WHAT TO DO: Each line of the listing that contains the word "priority" is to be copied.

MATERIAL PROVIDED:
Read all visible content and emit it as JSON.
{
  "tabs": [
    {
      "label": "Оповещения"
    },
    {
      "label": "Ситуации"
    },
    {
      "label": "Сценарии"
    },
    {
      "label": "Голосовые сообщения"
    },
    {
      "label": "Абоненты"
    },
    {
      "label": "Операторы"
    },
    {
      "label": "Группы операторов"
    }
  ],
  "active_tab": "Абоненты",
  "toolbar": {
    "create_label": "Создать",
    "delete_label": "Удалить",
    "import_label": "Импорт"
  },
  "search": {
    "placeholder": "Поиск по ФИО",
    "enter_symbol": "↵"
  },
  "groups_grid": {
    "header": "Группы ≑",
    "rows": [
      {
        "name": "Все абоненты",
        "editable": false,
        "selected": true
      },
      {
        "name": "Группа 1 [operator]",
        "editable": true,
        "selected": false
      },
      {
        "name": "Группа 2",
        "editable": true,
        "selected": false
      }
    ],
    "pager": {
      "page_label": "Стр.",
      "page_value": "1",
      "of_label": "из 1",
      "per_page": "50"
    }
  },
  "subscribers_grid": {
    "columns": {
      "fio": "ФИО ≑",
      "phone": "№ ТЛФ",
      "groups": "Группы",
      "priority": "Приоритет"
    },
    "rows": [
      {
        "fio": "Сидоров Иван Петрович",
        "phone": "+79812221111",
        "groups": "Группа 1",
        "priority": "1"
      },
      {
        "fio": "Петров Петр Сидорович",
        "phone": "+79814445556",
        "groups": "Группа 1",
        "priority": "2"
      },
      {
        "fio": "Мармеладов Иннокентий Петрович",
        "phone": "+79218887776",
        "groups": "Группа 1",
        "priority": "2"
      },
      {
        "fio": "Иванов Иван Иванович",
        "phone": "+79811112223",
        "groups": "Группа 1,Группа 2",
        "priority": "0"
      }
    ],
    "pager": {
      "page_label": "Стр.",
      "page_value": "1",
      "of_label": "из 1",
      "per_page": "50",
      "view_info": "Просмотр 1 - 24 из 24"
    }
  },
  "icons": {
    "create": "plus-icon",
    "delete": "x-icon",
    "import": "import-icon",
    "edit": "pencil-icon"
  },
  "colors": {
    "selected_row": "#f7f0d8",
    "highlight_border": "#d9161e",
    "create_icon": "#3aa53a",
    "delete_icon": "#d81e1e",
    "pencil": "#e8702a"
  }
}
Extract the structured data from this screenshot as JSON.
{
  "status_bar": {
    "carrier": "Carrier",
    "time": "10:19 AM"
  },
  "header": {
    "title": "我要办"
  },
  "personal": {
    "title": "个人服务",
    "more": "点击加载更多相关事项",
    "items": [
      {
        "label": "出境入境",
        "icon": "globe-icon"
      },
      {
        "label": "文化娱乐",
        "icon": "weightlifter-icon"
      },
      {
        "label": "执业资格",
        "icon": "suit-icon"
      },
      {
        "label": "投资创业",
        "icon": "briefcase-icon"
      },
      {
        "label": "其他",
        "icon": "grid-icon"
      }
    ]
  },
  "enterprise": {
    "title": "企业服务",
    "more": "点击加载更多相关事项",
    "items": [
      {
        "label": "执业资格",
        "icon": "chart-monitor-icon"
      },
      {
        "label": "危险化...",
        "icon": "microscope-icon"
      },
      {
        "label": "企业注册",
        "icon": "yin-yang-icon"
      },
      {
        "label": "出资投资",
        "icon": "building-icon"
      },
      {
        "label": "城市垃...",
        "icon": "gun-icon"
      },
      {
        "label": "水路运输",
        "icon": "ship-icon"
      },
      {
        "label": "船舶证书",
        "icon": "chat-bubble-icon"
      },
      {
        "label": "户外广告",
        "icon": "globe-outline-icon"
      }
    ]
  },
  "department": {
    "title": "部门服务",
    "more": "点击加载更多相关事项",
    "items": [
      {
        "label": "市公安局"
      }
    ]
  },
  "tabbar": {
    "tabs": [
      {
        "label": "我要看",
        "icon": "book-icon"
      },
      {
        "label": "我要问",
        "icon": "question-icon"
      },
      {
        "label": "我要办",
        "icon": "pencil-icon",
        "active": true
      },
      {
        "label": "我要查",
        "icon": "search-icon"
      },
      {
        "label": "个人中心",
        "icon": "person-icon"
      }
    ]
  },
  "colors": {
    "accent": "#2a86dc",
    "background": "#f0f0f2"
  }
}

YOUR RESPONSE:
      "priority": "Приоритет"
        "priority": "1"
        "priority": "2"
        "priority": "2"
        "priority": "0"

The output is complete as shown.